Work task:
Bring together every line in the data that includes "letter".

Supplied records:
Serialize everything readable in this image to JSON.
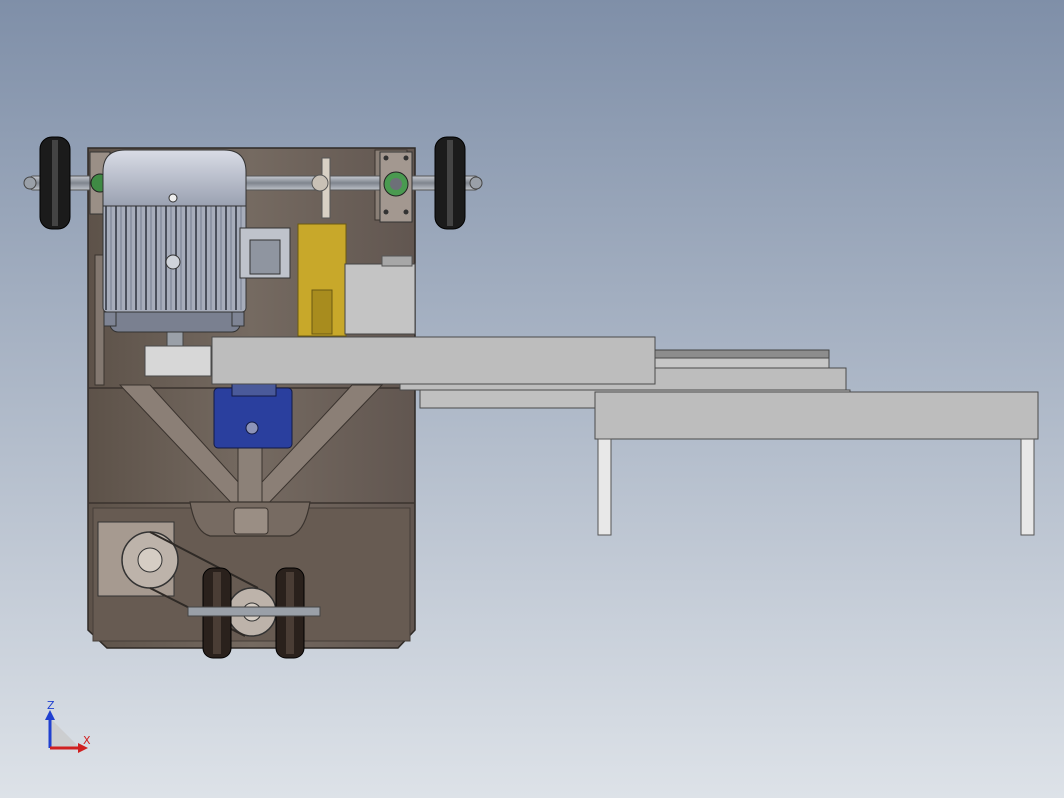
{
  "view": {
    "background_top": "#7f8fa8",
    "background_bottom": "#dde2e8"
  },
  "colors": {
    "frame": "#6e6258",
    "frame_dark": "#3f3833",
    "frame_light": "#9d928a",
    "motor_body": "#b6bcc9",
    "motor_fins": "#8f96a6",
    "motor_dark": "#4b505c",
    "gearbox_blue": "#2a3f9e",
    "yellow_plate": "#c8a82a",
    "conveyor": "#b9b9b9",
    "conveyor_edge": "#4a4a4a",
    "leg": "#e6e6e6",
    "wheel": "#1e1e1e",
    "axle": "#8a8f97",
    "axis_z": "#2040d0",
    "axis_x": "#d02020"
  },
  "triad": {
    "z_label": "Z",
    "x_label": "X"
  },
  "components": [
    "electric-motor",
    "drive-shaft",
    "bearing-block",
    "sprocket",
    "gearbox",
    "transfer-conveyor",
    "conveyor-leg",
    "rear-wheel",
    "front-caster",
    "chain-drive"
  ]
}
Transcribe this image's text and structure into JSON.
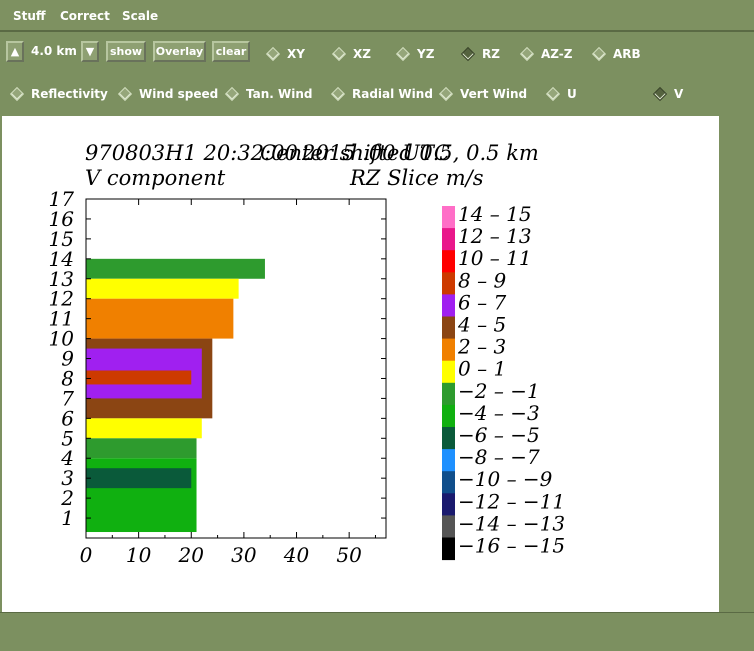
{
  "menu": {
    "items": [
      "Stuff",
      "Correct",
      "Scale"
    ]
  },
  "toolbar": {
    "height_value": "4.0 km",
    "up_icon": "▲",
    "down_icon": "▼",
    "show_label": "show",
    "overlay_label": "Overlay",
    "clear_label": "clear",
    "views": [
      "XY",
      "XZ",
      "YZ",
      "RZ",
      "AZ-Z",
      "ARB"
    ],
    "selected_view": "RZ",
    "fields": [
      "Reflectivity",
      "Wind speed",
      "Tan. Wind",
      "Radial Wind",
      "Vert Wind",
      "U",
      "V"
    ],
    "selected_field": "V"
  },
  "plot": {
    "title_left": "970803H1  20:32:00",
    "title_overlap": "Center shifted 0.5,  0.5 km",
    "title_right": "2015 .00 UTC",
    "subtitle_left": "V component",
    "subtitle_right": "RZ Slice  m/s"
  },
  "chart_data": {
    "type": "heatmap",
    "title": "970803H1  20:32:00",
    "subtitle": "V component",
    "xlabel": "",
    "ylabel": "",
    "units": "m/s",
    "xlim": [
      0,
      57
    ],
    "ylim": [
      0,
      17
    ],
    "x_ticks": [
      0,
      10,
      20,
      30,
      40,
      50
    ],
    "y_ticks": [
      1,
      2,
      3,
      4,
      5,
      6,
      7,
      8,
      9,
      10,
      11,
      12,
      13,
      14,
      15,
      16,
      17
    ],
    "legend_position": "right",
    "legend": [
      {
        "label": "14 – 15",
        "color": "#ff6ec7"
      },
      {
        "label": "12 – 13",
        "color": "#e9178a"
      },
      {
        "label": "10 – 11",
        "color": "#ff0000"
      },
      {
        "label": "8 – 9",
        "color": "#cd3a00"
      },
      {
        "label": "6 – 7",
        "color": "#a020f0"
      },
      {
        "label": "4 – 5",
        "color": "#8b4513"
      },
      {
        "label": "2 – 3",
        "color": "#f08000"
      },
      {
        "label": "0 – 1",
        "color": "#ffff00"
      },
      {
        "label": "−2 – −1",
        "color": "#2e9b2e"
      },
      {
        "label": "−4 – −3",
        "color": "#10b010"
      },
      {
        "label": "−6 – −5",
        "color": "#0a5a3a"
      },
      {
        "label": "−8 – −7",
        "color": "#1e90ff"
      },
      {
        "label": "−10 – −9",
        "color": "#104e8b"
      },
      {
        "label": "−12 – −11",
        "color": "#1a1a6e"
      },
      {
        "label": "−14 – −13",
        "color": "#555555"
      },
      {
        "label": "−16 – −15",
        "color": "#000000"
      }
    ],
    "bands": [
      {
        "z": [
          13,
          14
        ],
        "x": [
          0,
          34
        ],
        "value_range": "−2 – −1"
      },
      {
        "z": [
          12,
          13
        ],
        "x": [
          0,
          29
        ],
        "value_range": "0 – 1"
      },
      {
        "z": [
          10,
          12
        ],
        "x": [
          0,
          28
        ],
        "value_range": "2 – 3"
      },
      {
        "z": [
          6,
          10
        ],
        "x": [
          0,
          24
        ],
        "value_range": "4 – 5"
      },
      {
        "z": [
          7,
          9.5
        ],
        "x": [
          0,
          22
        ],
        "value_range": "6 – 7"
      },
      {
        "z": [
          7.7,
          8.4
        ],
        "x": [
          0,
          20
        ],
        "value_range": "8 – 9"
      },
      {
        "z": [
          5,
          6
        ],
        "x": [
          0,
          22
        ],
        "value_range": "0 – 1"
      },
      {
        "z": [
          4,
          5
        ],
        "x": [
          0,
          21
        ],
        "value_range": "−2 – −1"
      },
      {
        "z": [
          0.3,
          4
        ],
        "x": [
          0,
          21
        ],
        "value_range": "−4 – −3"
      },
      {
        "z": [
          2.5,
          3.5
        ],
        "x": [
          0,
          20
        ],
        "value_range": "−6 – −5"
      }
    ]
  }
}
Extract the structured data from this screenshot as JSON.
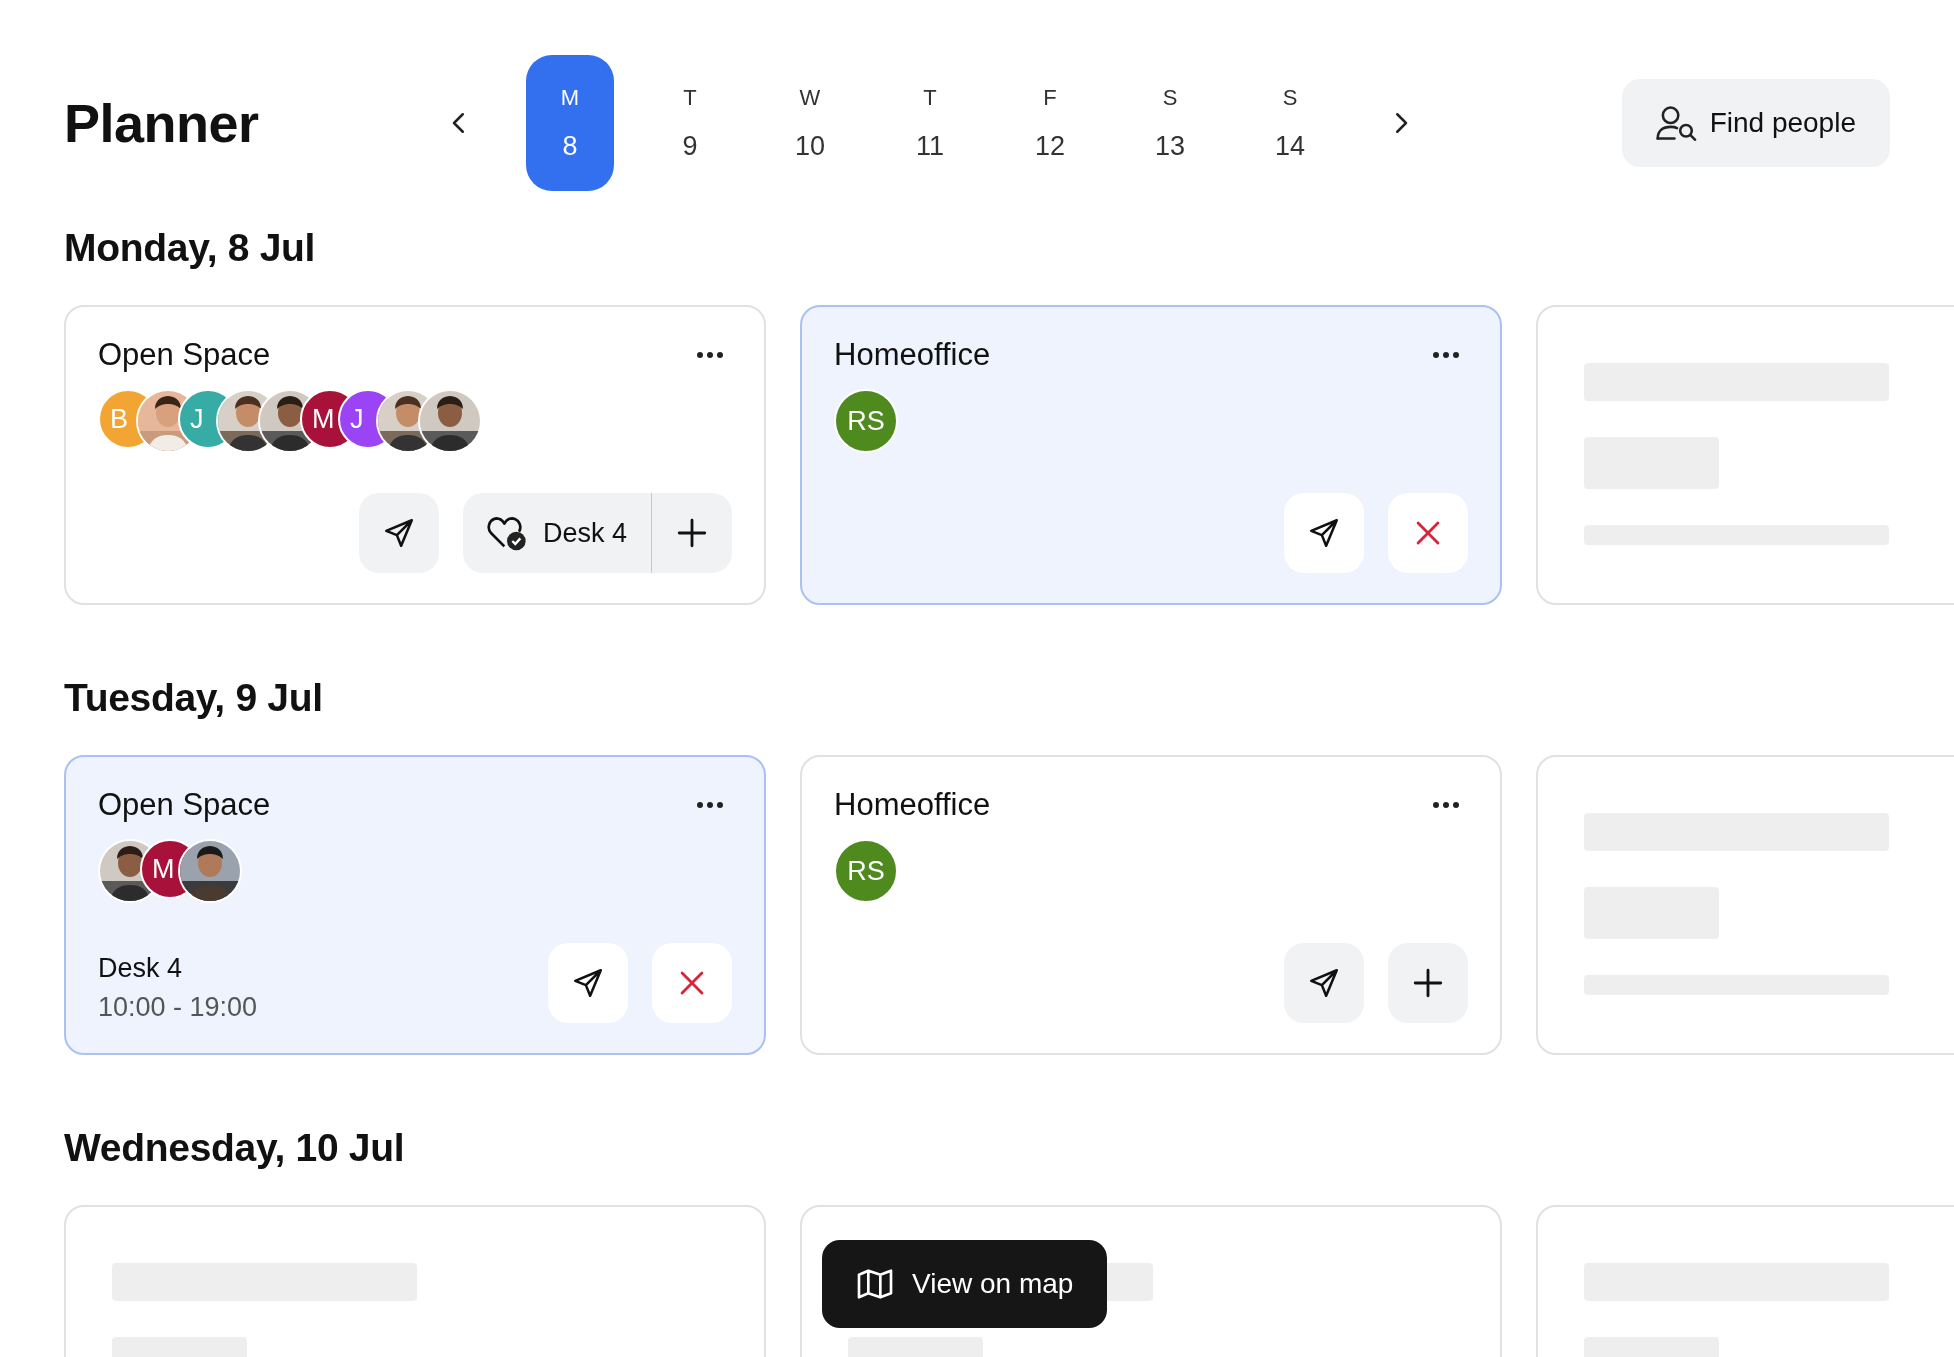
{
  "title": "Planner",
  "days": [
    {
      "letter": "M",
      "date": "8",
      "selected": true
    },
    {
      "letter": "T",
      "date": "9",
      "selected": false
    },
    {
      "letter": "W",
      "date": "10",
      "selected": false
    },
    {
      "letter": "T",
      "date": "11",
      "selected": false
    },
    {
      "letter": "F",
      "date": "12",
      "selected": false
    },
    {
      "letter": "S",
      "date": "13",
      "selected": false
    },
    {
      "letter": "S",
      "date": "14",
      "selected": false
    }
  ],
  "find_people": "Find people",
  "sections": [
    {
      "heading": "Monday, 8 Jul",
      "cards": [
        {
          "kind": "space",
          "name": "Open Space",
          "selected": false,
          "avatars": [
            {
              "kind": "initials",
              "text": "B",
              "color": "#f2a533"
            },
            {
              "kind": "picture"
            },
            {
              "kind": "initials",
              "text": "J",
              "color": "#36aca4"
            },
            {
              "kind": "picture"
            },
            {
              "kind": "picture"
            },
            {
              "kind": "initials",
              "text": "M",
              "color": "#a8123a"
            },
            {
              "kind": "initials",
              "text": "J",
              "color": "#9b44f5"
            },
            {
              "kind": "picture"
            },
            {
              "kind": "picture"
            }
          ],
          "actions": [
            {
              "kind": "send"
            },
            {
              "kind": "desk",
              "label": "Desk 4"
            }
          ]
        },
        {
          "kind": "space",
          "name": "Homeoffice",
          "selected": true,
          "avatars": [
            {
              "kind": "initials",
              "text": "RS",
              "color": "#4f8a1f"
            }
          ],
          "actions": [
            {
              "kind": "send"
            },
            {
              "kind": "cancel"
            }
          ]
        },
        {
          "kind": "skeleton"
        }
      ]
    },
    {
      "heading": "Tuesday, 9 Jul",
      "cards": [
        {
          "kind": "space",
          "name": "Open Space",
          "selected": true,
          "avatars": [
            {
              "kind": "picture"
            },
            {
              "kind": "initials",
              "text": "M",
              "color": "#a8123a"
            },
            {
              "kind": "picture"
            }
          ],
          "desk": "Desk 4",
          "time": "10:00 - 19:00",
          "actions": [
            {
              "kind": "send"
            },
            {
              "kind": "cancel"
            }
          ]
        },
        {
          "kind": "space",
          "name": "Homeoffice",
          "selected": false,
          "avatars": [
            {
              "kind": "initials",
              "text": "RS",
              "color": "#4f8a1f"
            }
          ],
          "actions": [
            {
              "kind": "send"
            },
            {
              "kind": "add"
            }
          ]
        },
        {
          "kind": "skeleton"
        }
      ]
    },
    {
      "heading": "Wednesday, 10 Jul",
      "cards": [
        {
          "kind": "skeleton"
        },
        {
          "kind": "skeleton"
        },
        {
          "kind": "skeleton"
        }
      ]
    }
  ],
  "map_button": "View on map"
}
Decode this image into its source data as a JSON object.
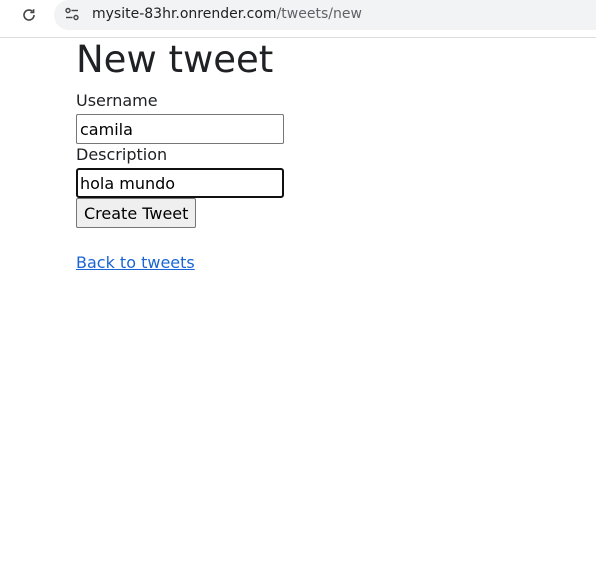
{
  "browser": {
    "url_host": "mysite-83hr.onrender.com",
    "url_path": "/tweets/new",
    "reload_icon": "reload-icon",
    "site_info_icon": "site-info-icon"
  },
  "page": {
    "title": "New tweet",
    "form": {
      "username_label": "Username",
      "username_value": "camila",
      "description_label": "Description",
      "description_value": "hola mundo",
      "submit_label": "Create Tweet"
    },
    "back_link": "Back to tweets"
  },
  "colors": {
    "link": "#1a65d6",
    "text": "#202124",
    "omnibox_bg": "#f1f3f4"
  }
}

Answer for the task:
      "letter": "M",
      "letter": "T",
      "letter": "W",
      "letter": "T",
      "letter": "F",
      "letter": "S",
      "letter": "S",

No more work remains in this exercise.